Valves are used in many processes to control flow, pressure, temperature or other variables. The type of valve used will depend on the size of the pipe, the overall pressure that the system operates, the flowing media, process conditions, and other factors. There is also a balance between the cost of the valve and the cost benefits associated with tighter control.
There are many types of valves including:
- Butterfly valves - These valves are typically lower cost and use less space than other valves. These valves are good for control but other valves can provide more precise control. They are available in large diameters.
- Globe valves - These valves provide very precise control and are available with a wide variety of flow characteristics. The downside is that these valves tend to be more expensive that other types. These are also not well suited for anything but clean fluids
- Ball valves - There are 2 main styles of ball valves, full and segmented. Typically the full ball is used for on/off service but these can also be used for modulating service. The segmented ball valve was originally designed for control of slurry flows. These offer high flow capacity and wide rangeability. The cost of these valves falls between that of the butterfly and globe valves.
- Gate valves - These are typically used for shutoff and isolation. Occasionally they are used for throttling service but they are not well suited to this type of service.
- Pinch valves - These are low cost valves usually used with abrasive or corrosive fluids. They are typically used for open/close service but can be used for modulation. These are typically operated using air pressure to collapse the sleeve.
- Plug valves -These are similar to ball valves but are less expensive due to their design. They are used where there are high flow rates at low pressure drops.
Valves can be manually operated or automated. Automation is typically done with rotary actuators for the butterfly, plug and ball valves. Linear actuators are typically used on the globe valves.
Valves are tested for flow rate versus valve opening using a constant pressure drop to determine the valve’s inherent flow characteristic. These are usually categorized as equal percentage, linear or quick opening. Most industrial processes use equal percentage type valves due to how the process varies as the flow varies. Butterfly and ball valves are most often equal percentage type while globe valves can be modified to produce any flow characteristic.

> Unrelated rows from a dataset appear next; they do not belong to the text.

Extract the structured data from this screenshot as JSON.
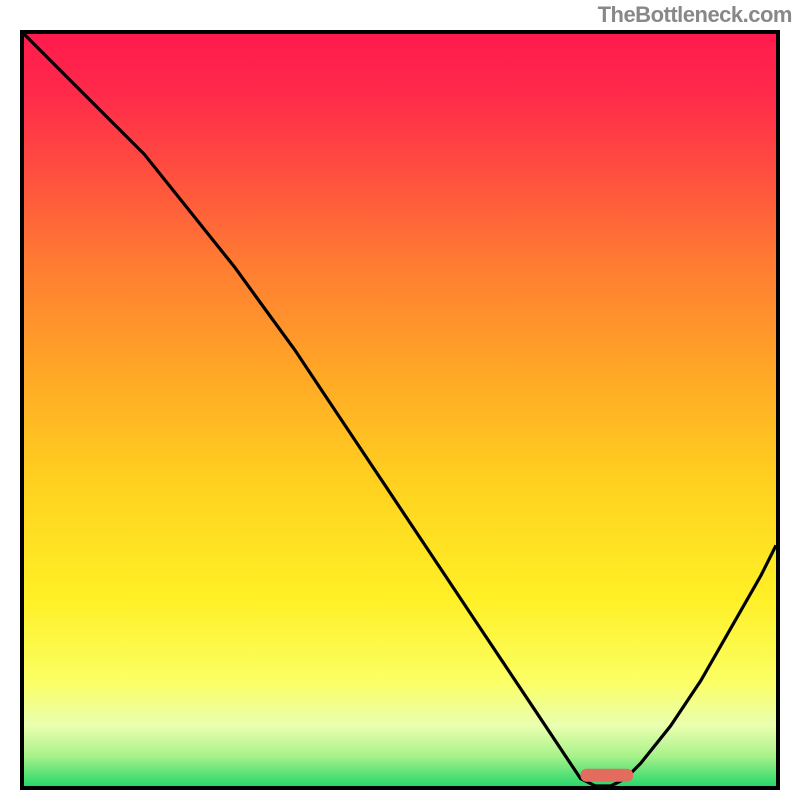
{
  "watermark": "TheBottleneck.com",
  "colors": {
    "curve": "#000000",
    "marker": "#e46c5e",
    "border": "#000000",
    "gradient": [
      "#ff1a4d",
      "#ff4d40",
      "#ff9d29",
      "#ffd21f",
      "#fbff63",
      "#a8f28a",
      "#28d76a"
    ]
  },
  "chart_data": {
    "type": "line",
    "title": "",
    "xlabel": "",
    "ylabel": "",
    "xlim": [
      0,
      100
    ],
    "ylim": [
      0,
      100
    ],
    "annotations": [
      {
        "name": "optimal-range",
        "x_start": 74,
        "x_end": 81,
        "y": 1.5
      }
    ],
    "series": [
      {
        "name": "bottleneck-curve",
        "x": [
          0,
          4,
          8,
          12,
          16,
          20,
          24,
          28,
          32,
          36,
          40,
          44,
          48,
          52,
          56,
          60,
          64,
          68,
          72,
          74,
          76,
          78,
          80,
          82,
          86,
          90,
          94,
          98,
          100
        ],
        "y": [
          100,
          96,
          92,
          88,
          84,
          79,
          74,
          69,
          63.5,
          58,
          52,
          46,
          40,
          34,
          28,
          22,
          16,
          10,
          4,
          1,
          0,
          0,
          1,
          3,
          8,
          14,
          21,
          28,
          32
        ]
      }
    ]
  }
}
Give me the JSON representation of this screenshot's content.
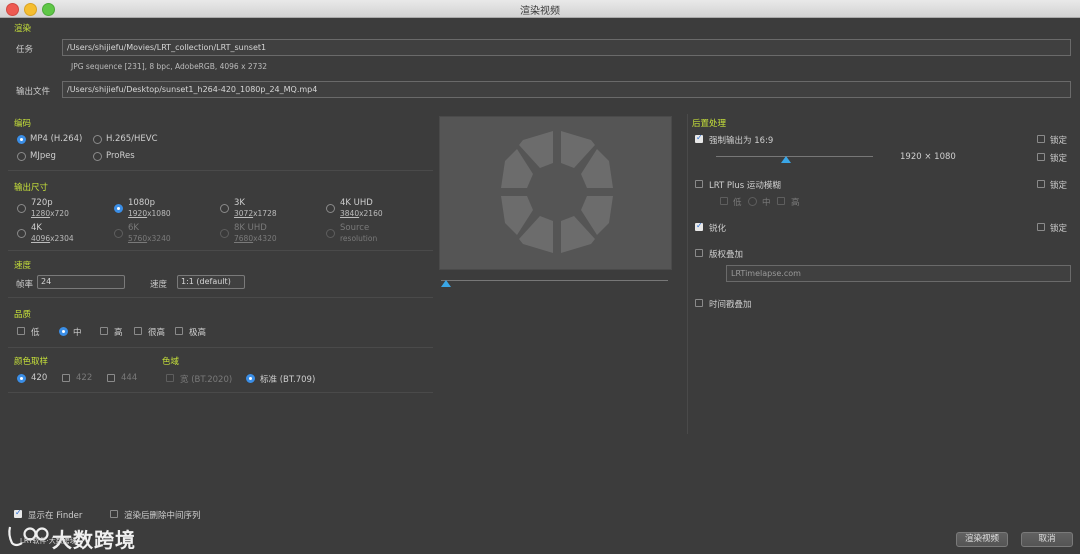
{
  "window": {
    "title": "渲染视频"
  },
  "render": {
    "section": "渲染",
    "task_label": "任务",
    "task_value": "/Users/shijiefu/Movies/LRT_collection/LRT_sunset1",
    "task_info": "JPG sequence [231], 8 bpc, AdobeRGB, 4096 x 2732",
    "output_label": "输出文件",
    "output_value": "/Users/shijiefu/Desktop/sunset1_h264-420_1080p_24_MQ.mp4"
  },
  "encoding": {
    "section": "编码",
    "options": [
      "MP4 (H.264)",
      "H.265/HEVC",
      "MJpeg",
      "ProRes"
    ],
    "selected": "MP4 (H.264)"
  },
  "output_size": {
    "section": "输出尺寸",
    "options": [
      {
        "name": "720p",
        "res": "1280x720"
      },
      {
        "name": "1080p",
        "res": "1920x1080"
      },
      {
        "name": "3K",
        "res": "3072x1728"
      },
      {
        "name": "4K UHD",
        "res": "3840x2160"
      },
      {
        "name": "4K",
        "res": "4096x2304"
      },
      {
        "name": "6K",
        "res": "5760x3240"
      },
      {
        "name": "8K UHD",
        "res": "7680x4320"
      },
      {
        "name": "Source",
        "res": "resolution"
      }
    ],
    "selected": "1080p"
  },
  "speed": {
    "section": "速度",
    "fps_label": "帧率",
    "fps_value": "24",
    "rate_label": "速度",
    "rate_value": "1:1 (default)"
  },
  "quality": {
    "section": "品质",
    "options": [
      "低",
      "中",
      "高",
      "很高",
      "极高"
    ],
    "selected": "中"
  },
  "color_sampling": {
    "section": "颜色取样",
    "options": [
      "420",
      "422",
      "444"
    ],
    "selected": "420"
  },
  "gamut": {
    "section": "色域",
    "options": [
      "宽 (BT.2020)",
      "标准 (BT.709)"
    ],
    "selected": "标准 (BT.709)"
  },
  "post": {
    "section": "后置处理",
    "force_169_label": "强制输出为 16:9",
    "force_169_checked": true,
    "resolution_text": "1920 × 1080",
    "lock_label": "锁定",
    "motion_blur_label": "LRT Plus 运动模糊",
    "blur_levels": [
      "低",
      "中",
      "高"
    ],
    "blur_selected": "中",
    "sharpen_label": "锐化",
    "sharpen_checked": true,
    "copyright_label": "版权叠加",
    "copyright_value": "LRTimelapse.com",
    "timestamp_label": "时间戳叠加"
  },
  "footer": {
    "show_finder_label": "显示在 Finder",
    "show_finder_checked": true,
    "delete_seq_label": "渲染后删除中间序列",
    "delete_seq_checked": false,
    "render_button": "渲染视频",
    "cancel_button": "取消"
  },
  "watermark": {
    "text": "大数跨境",
    "small": "LRT软件·大数跨境"
  }
}
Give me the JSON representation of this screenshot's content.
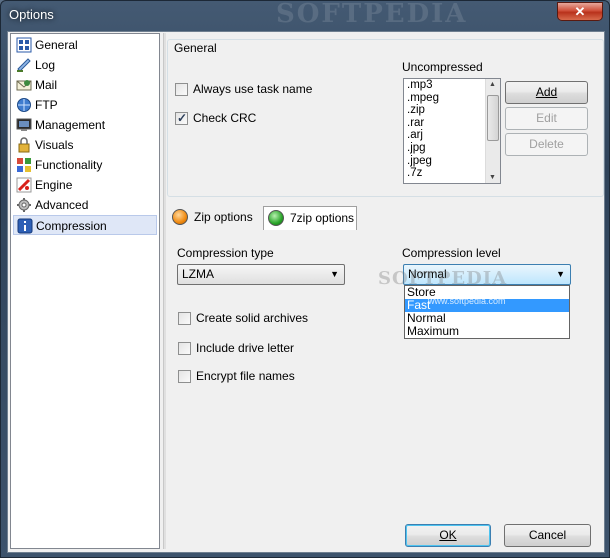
{
  "window": {
    "title": "Options",
    "close_glyph": "✕",
    "title_watermark": "SOFTPEDIA"
  },
  "sidebar": {
    "items": [
      {
        "label": "General",
        "icon": "general-icon"
      },
      {
        "label": "Log",
        "icon": "log-icon"
      },
      {
        "label": "Mail",
        "icon": "mail-icon"
      },
      {
        "label": "FTP",
        "icon": "ftp-icon"
      },
      {
        "label": "Management",
        "icon": "management-icon"
      },
      {
        "label": "Visuals",
        "icon": "visuals-icon"
      },
      {
        "label": "Functionality",
        "icon": "functionality-icon"
      },
      {
        "label": "Engine",
        "icon": "engine-icon"
      },
      {
        "label": "Advanced",
        "icon": "advanced-icon"
      },
      {
        "label": "Compression",
        "icon": "compression-icon"
      }
    ],
    "selected": "Compression"
  },
  "general_group": {
    "title": "General",
    "always_use_task_name": {
      "label": "Always use task name",
      "checked": false
    },
    "check_crc": {
      "label": "Check CRC",
      "checked": true
    },
    "uncompressed_label": "Uncompressed",
    "uncompressed_list": [
      ".mp3",
      ".mpeg",
      ".zip",
      ".rar",
      ".arj",
      ".jpg",
      ".jpeg",
      ".7z"
    ],
    "add_label": "Add",
    "edit_label": "Edit",
    "delete_label": "Delete"
  },
  "tabs": [
    {
      "label": "Zip options",
      "color": "#f08a10"
    },
    {
      "label": "7zip options",
      "color": "#2aa52a"
    }
  ],
  "compression": {
    "type_label": "Compression type",
    "type_value": "LZMA",
    "level_label": "Compression level",
    "level_value": "Normal",
    "level_options": [
      "Store",
      "Fast",
      "Normal",
      "Maximum"
    ],
    "level_highlighted": "Fast",
    "create_solid": {
      "label": "Create solid archives",
      "checked": false
    },
    "include_drive": {
      "label": "Include drive letter",
      "checked": false
    },
    "encrypt_names": {
      "label": "Encrypt file names",
      "checked": false
    }
  },
  "footer": {
    "ok_label": "OK",
    "cancel_label": "Cancel"
  },
  "watermark": {
    "text": "SOFTPEDIA",
    "url": "www.softpedia.com"
  }
}
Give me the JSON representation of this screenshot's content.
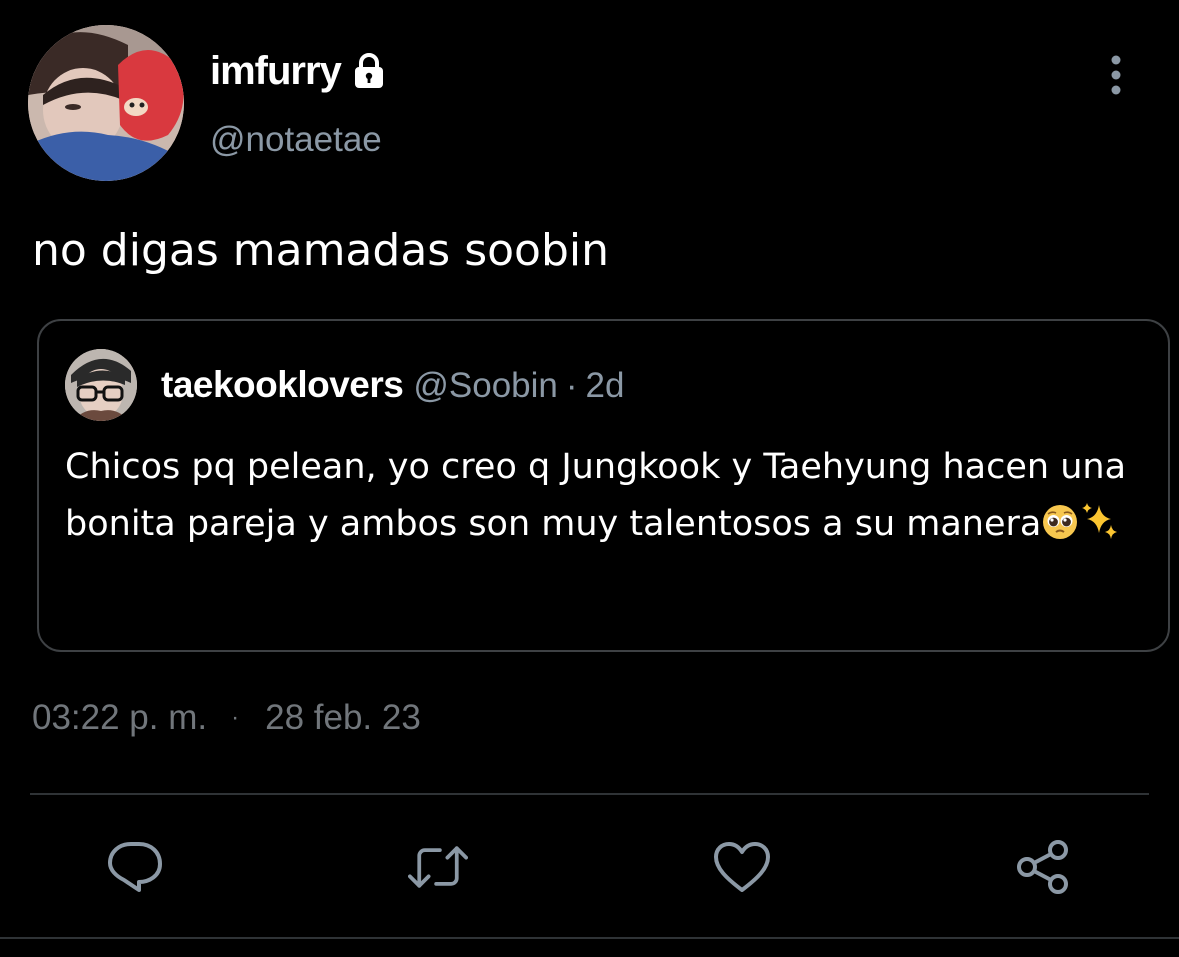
{
  "author": {
    "display_name": "imfurry",
    "handle": "@notaetae",
    "protected_icon": "lock-icon"
  },
  "tweet": {
    "text": "no digas mamadas soobin",
    "time": "03:22 p. m.",
    "separator": "·",
    "date": "28 feb. 23"
  },
  "quote": {
    "display_name": "taekooklovers",
    "handle": "@Soobin",
    "separator": "·",
    "relative_time": "2d",
    "text": "Chicos pq pelean, yo creo q Jungkook y Taehyung hacen una bonita pareja y ambos son muy talentosos a su manera",
    "emojis": [
      "pleading-face-emoji",
      "sparkles-emoji"
    ]
  },
  "actions": [
    "reply-icon",
    "retweet-icon",
    "like-icon",
    "share-icon"
  ],
  "menu_icon": "more-vertical-icon",
  "colors": {
    "background": "#000000",
    "primary_text": "#ffffff",
    "secondary_text": "#8b98a5",
    "border": "#3e4144",
    "icon": "#8b98a5"
  }
}
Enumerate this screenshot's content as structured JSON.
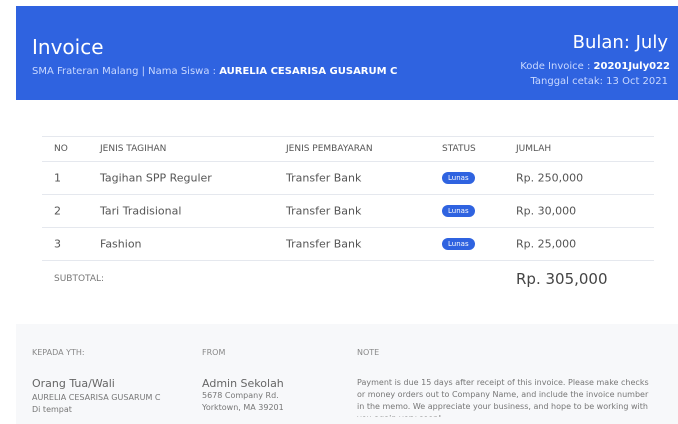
{
  "header": {
    "title": "Invoice",
    "school": "SMA Frateran Malang | Nama Siswa : ",
    "student": "AURELIA CESARISA GUSARUM C",
    "bulan": "Bulan: July",
    "kode_label": "Kode Invoice : ",
    "kode_value": "20201July022",
    "tanggal": "Tanggal cetak: 13 Oct 2021"
  },
  "table": {
    "headers": [
      "NO",
      "JENIS TAGIHAN",
      "JENIS PEMBAYARAN",
      "STATUS",
      "JUMLAH"
    ],
    "rows": [
      {
        "no": "1",
        "tagihan": "Tagihan SPP Reguler",
        "pembayaran": "Transfer Bank",
        "status": "Lunas",
        "jumlah": "Rp. 250,000"
      },
      {
        "no": "2",
        "tagihan": "Tari Tradisional",
        "pembayaran": "Transfer Bank",
        "status": "Lunas",
        "jumlah": "Rp. 30,000"
      },
      {
        "no": "3",
        "tagihan": "Fashion",
        "pembayaran": "Transfer Bank",
        "status": "Lunas",
        "jumlah": "Rp. 25,000"
      }
    ],
    "subtotal_label": "SUBTOTAL:",
    "subtotal_value": "Rp. 305,000"
  },
  "footer": {
    "kepada_label": "KEPADA YTH:",
    "kepada_name": "Orang Tua/Wali",
    "kepada_line1": "AURELIA CESARISA GUSARUM C",
    "kepada_line2": "Di tempat",
    "from_label": "FROM",
    "from_name": "Admin Sekolah",
    "from_line1": "5678 Company Rd.",
    "from_line2": "Yorktown, MA 39201",
    "note_label": "NOTE",
    "note_text": "Payment is due 15 days after receipt of this invoice. Please make checks or money orders out to Company Name, and include the invoice number in the memo. We appreciate your business, and hope to be working with you again very soon!"
  }
}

Selection of the optimal valve for your application is just part of the equation. Installing a valve actuator that takes advantage of the full capabilities of the valve is just as, if not more, important. Even if you are utilizing the highest quality valves poor valve actuator performance can eliminate the effectiveness of your process control. When selecting a valve actuator for your valve, you should keep some valve actuator perfomance characteristics in mind.
The key valve actuator performance characteristics are as follows:
- Precise, repeatable positioning typically better than 0.15% of span.
- The ability to start and stop instantaneously without dead time or position overshoot.
- Continuous duty rating without limitations on the number of starts per minute.
- Perform consistently and unaffected by load.
- Rugged industrial design capable of operating in difficult environments without an effect on performance.
- Minimal periodic maintenance required.
A valve actuator designed with these characteristics provides two extremely important advantages:
- An ability to follow the demand signal from the controller precisely and instantly. This ensures that the actuator responds exactly as directed by the controller. Thus, the actuator is not the limiting factor in the control loop and the controller can function to its optimal levels.
- A high degree of maintenance-free reliability. An actuator designed to function as outlined above by default is more rugged than typical actuators. By design, then, it is capable of a much higher degree of reliability.
When it is necessary to improve process control performance, the first step is to improve valve actuator performance. Beck electric actuators provide the necessary control and reliability that is required for many valve applications. The Group 11 quarter-turn valve actuator product line is often found on low to medium torque applications (20 lb-ft to 1,800 lb-ft). Group 14 linear valve actuators and Group 29 linear valve actuators are utilized for linear valve applications (up to 6,100 lbs thrust and 4-1/2" stroke), and Group 31 compact rotary valve actuators are utilized on low torque applications (15 lb-ft to 30 lb-ft).